Dr. Neil Ratner, for example, a 49-year-old anesthesiologist from Manhattan, has made several medical trips to a village in northern Kenya, and so jumped at the chance to head up the anesthesiology team these past weeks. Seeing patient after patient - blinded, deaf, riddled with shrapnel - made him realize just how destructive the bomb was.
“We all felt badly before” Dr. Ratner said. “But when you see all the scars and tragedy, you see that there are human beings involved and it’s not just a sound bite.”
Each doctor operated on half a dozen or more people a day. Much of the work has been picking out pieces of glass, some the size of silver dollars, from the victims’ bodies.
As she lay on an operating table, Millicent Maina, 37, described how two pieces of glass in her right knee sometimes made her feel as if flier were creeping over her. At other times it sent pain up her leg.
Dr. Furnas, who teaches at the University of California at Irvine, cut both pieces out.
There were far more serious cases, like those of two patients who by coincidence also have the last name Maina and share a first name as well, David.
The younger David Maina is 13, and had been sitting on a bus across the street from the embassy when the bomb went off. His jaw was nearly ripped off, and despite an earlier operation his mouth could barely close.
This month, Dr. Furnas, 67, who is tall and white-haired and looks exactly like a surgeon should, grafted some skin from David’s groin onto his face, tightening his mouth, smoothing out some scars and setting a stage for later operation that will rebuild the bones of his jaw. He said he felt better, but five days after the operation, it would be too much to say he felt good.
“There is some pain here” he said.
The other David Maina is a 55-year-old cab driver who was standing next ot his Mercedes when the bomb went off, taking off an ear and burning big patches of his scalp and chest.
The work on Mr. Maina was extensive: surgeons implanted what amount to a balloon under his scalp to stretch the skin so it ultimately can be sewn up over his head scars.
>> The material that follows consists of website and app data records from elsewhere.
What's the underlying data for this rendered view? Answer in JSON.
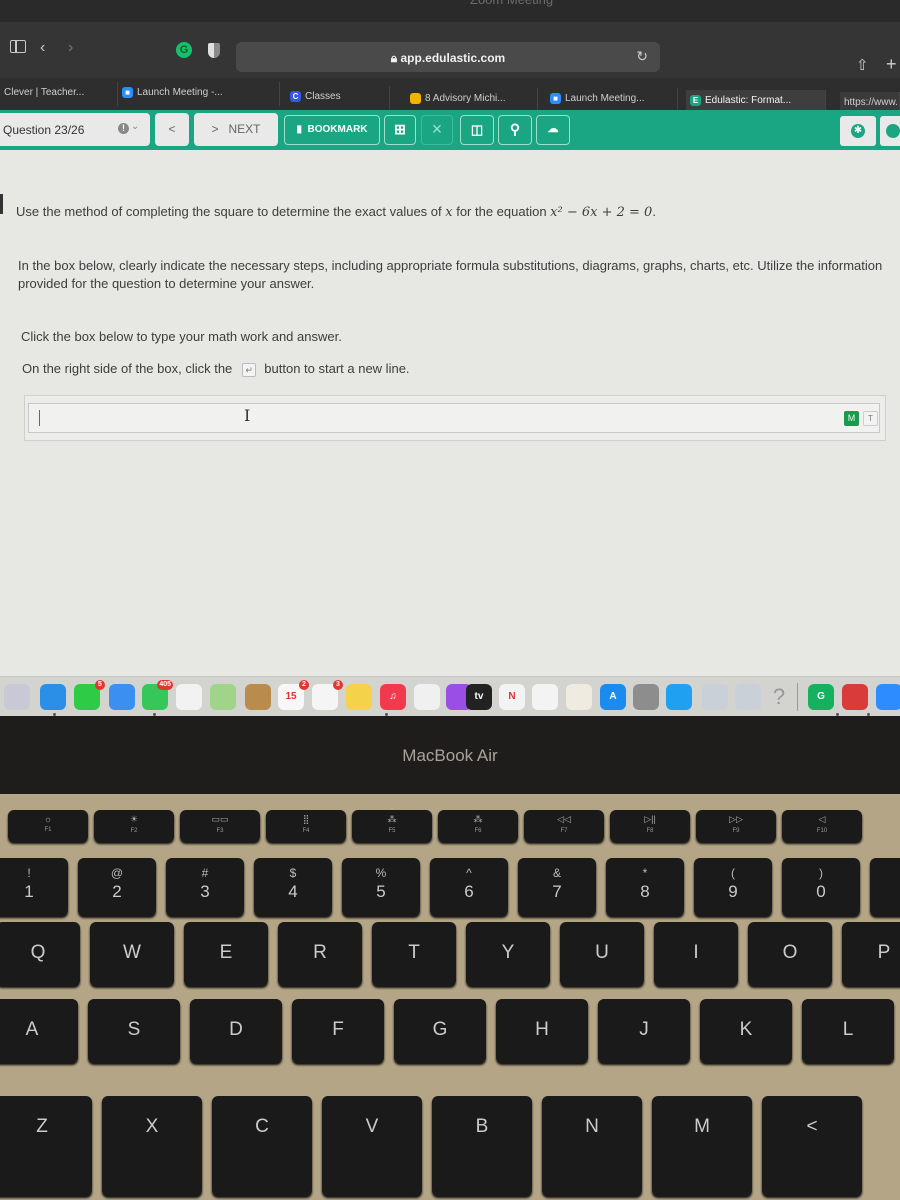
{
  "window": {
    "overlay_title": "Zoom Meeting"
  },
  "browser": {
    "url": "app.edulastic.com",
    "icons": [
      "sidebar-icon",
      "back-icon",
      "forward-icon",
      "grammarly-icon",
      "privacy-shield-icon",
      "lock-icon",
      "reload-icon",
      "share-icon",
      "new-tab-icon"
    ],
    "tabs": [
      {
        "label": "Clever | Teacher...",
        "favicon": ""
      },
      {
        "label": "Launch Meeting -...",
        "favicon": "zoom",
        "color": "#2d8cff"
      },
      {
        "label": "Classes",
        "favicon": "C",
        "color": "#3558e6"
      },
      {
        "label": "8 Advisory Michi...",
        "favicon": "classroom",
        "color": "#f3b400"
      },
      {
        "label": "Launch Meeting...",
        "favicon": "zoom",
        "color": "#2d8cff"
      },
      {
        "label": "Edulastic: Format...",
        "favicon": "E",
        "color": "#1aa583",
        "active": true
      },
      {
        "label": "https://www.",
        "favicon": ""
      }
    ]
  },
  "assessment_bar": {
    "question_counter": "Question 23/26",
    "prev_label": "<",
    "next_label": "NEXT",
    "next_chevron": ">",
    "bookmark_label": "BOOKMARK",
    "tools": [
      "grid-icon",
      "close-icon",
      "scratchpad-icon",
      "magnifier-icon",
      "upload-icon"
    ],
    "right_tools": [
      "accessibility-icon",
      "settings-icon"
    ],
    "accent_color": "#1aa583"
  },
  "question": {
    "prompt_prefix": "Use the method of completing the square to determine the exact values of ",
    "prompt_var": "x",
    "prompt_mid": " for the equation ",
    "equation": "x² − 6x + 2 = 0",
    "prompt_end": ".",
    "instructions": "In the box below, clearly indicate the necessary steps, including appropriate formula substitutions, diagrams, graphs, charts, etc. Utilize the information provided for the question to determine your answer.",
    "click_hint": "Click the box below to type your math work and answer.",
    "newline_hint_before": "On the right side of the box, click the",
    "newline_icon": "↵",
    "newline_hint_after": "button to start a new line.",
    "answer_value": "",
    "mode_math": "M",
    "mode_text": "T"
  },
  "dock": {
    "apps": [
      {
        "name": "launchpad",
        "color": "#c9c9d6"
      },
      {
        "name": "safari",
        "color": "#2b8fe8"
      },
      {
        "name": "facetime",
        "color": "#2ecc46",
        "badge": "5"
      },
      {
        "name": "mail",
        "color": "#3b8ff0"
      },
      {
        "name": "messages",
        "color": "#35c759",
        "badge": "405"
      },
      {
        "name": "photos",
        "color": "#f2f2f2"
      },
      {
        "name": "maps",
        "color": "#9fd48a"
      },
      {
        "name": "contacts",
        "color": "#b98c4e"
      },
      {
        "name": "calendar",
        "color": "#f7f7f7",
        "badge": "2",
        "text": "15"
      },
      {
        "name": "reminders",
        "color": "#f5f5f5",
        "badge": "3"
      },
      {
        "name": "notes",
        "color": "#f4d24a"
      },
      {
        "name": "music",
        "color": "#f23a4f",
        "text": "♫"
      },
      {
        "name": "keynote",
        "color": "#f0f0f0"
      },
      {
        "name": "podcasts",
        "color": "#9b4ee6"
      },
      {
        "name": "apple-tv",
        "color": "#222222",
        "text": "tv"
      },
      {
        "name": "news",
        "color": "#f3f3f3",
        "text": "N"
      },
      {
        "name": "numbers",
        "color": "#f3f3f3"
      },
      {
        "name": "pages",
        "color": "#f0ebe0"
      },
      {
        "name": "app-store",
        "color": "#1a8cf0",
        "text": "A"
      },
      {
        "name": "system-preferences",
        "color": "#8d8d8d"
      },
      {
        "name": "screens",
        "color": "#1fa0f0"
      },
      {
        "name": "roblox",
        "color": "#c9d0d8"
      },
      {
        "name": "roblox-studio",
        "color": "#c9d0d8"
      },
      {
        "name": "help",
        "color": "transparent",
        "text": "?"
      },
      {
        "name": "grammarly",
        "color": "#16b15f",
        "text": "G"
      },
      {
        "name": "photo-booth",
        "color": "#d93a3a"
      },
      {
        "name": "zoom",
        "color": "#2d8cff"
      }
    ]
  },
  "device": {
    "label": "MacBook Air"
  },
  "keyboard": {
    "fkeys": [
      {
        "sym": "☼",
        "label": "F1"
      },
      {
        "sym": "☀",
        "label": "F2"
      },
      {
        "sym": "▭▭",
        "label": "F3"
      },
      {
        "sym": "⣿",
        "label": "F4"
      },
      {
        "sym": "⁂",
        "label": "F5"
      },
      {
        "sym": "⁂",
        "label": "F6"
      },
      {
        "sym": "◁◁",
        "label": "F7"
      },
      {
        "sym": "▷||",
        "label": "F8"
      },
      {
        "sym": "▷▷",
        "label": "F9"
      },
      {
        "sym": "◁",
        "label": "F10"
      }
    ],
    "numbers": [
      {
        "top": "!",
        "bot": "1"
      },
      {
        "top": "@",
        "bot": "2"
      },
      {
        "top": "#",
        "bot": "3"
      },
      {
        "top": "$",
        "bot": "4"
      },
      {
        "top": "%",
        "bot": "5"
      },
      {
        "top": "^",
        "bot": "6"
      },
      {
        "top": "&",
        "bot": "7"
      },
      {
        "top": "*",
        "bot": "8"
      },
      {
        "top": "(",
        "bot": "9"
      },
      {
        "top": ")",
        "bot": "0"
      },
      {
        "top": "—",
        "bot": "-"
      }
    ],
    "row_q": [
      "Q",
      "W",
      "E",
      "R",
      "T",
      "Y",
      "U",
      "I",
      "O",
      "P"
    ],
    "row_a": [
      "A",
      "S",
      "D",
      "F",
      "G",
      "H",
      "J",
      "K",
      "L"
    ],
    "row_z": [
      "Z",
      "X",
      "C",
      "V",
      "B",
      "N",
      "M",
      "<"
    ]
  }
}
But his own wish for the operation was more basic. He wanted his ear reshaped so it would once again support his glasses.
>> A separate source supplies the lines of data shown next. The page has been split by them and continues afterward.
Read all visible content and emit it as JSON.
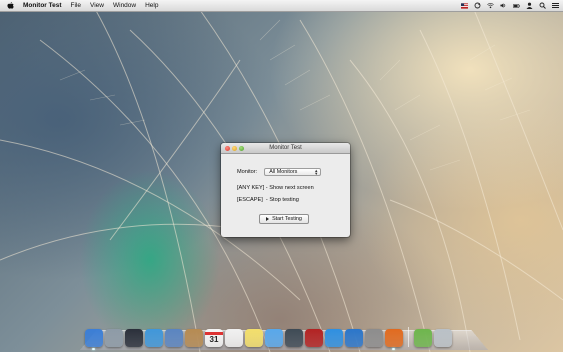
{
  "menubar": {
    "app_name": "Monitor Test",
    "items": [
      "File",
      "View",
      "Window",
      "Help"
    ],
    "status_icons": [
      "flag-icon",
      "sync-icon",
      "wifi-icon",
      "volume-icon",
      "battery-icon",
      "user-icon",
      "search-icon",
      "list-icon"
    ]
  },
  "window": {
    "title": "Monitor Test",
    "monitor_label": "Monitor:",
    "monitor_value": "All Monitors",
    "line1": "[ANY KEY] - Show next screen",
    "line2": "[ESCAPE]  - Stop testing",
    "start_button": "Start Testing"
  },
  "dock": {
    "apps": [
      {
        "icon": "finder-icon",
        "color": "#3b7ed6"
      },
      {
        "icon": "launchpad-icon",
        "color": "#8d9aa6"
      },
      {
        "icon": "mission-control-icon",
        "color": "#2a2f3a"
      },
      {
        "icon": "safari-icon",
        "color": "#3f96d9"
      },
      {
        "icon": "mail-icon",
        "color": "#5a84c0"
      },
      {
        "icon": "contacts-icon",
        "color": "#b58a52"
      },
      {
        "icon": "calendar-icon",
        "color": "#f5f5f5"
      },
      {
        "icon": "reminders-icon",
        "color": "#f0f0f0"
      },
      {
        "icon": "notes-icon",
        "color": "#f2de6b"
      },
      {
        "icon": "messages-icon",
        "color": "#58a7ea"
      },
      {
        "icon": "facetime-icon",
        "color": "#3e4a55"
      },
      {
        "icon": "photo-booth-icon",
        "color": "#b22222"
      },
      {
        "icon": "itunes-icon",
        "color": "#2e8fe0"
      },
      {
        "icon": "app-store-icon",
        "color": "#2a75c9"
      },
      {
        "icon": "system-preferences-icon",
        "color": "#8c8c8c"
      },
      {
        "icon": "monitor-test-icon",
        "color": "#e06a1f"
      }
    ],
    "calendar_day": "31",
    "trailing": [
      {
        "icon": "downloads-icon",
        "color": "#6db54c"
      },
      {
        "icon": "trash-icon",
        "color": "#b9c0c6"
      }
    ]
  }
}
“It’s better now,” he said, and the operation has been one of the few bright spots since the blast: he has not been able to work or pay rent and, half blind, he cannot drive a cab again.
“This blast has destroyed me completely,” he said. “Even the car I was using had a loan on it”.
In the women’s ward, Patricia Ouko, a 50-year-old mother of seven children, said life had been hard since the explosion, when the window beside which she was typing exploded and sent glass shrapnel nto her forehead. She is filled sometimes with “bad memories”.
“Sometimes you wake during the sleep without knowing why,” she said.
Though her head is still bandages, she said she was happy with the operation and invited a visitor to look in her file at a photograph of the dark marks on her brow. It would all be different, she said, when the bandage came off.
“At least,” she said, “I won’t hear any remarks about my face.”.
Dear Dr. Ratner,
I read the amazing story in yesterday’s NY Times about you and other the other doctors who volunteered their services to help rehabilitate the many victors of the bomb blast in Nairobi on Aug 7, 1998.
It is difficult to find adequate words to express my admiration and respect for your dedication, efforts and zeal. You have undoubtedly earned the ever-lasting gratitude of your patients for restoring some degree of normality in their lives and hope for the future.
All the best!
108-50 71 Ave.
Forest Hills, NYC 11375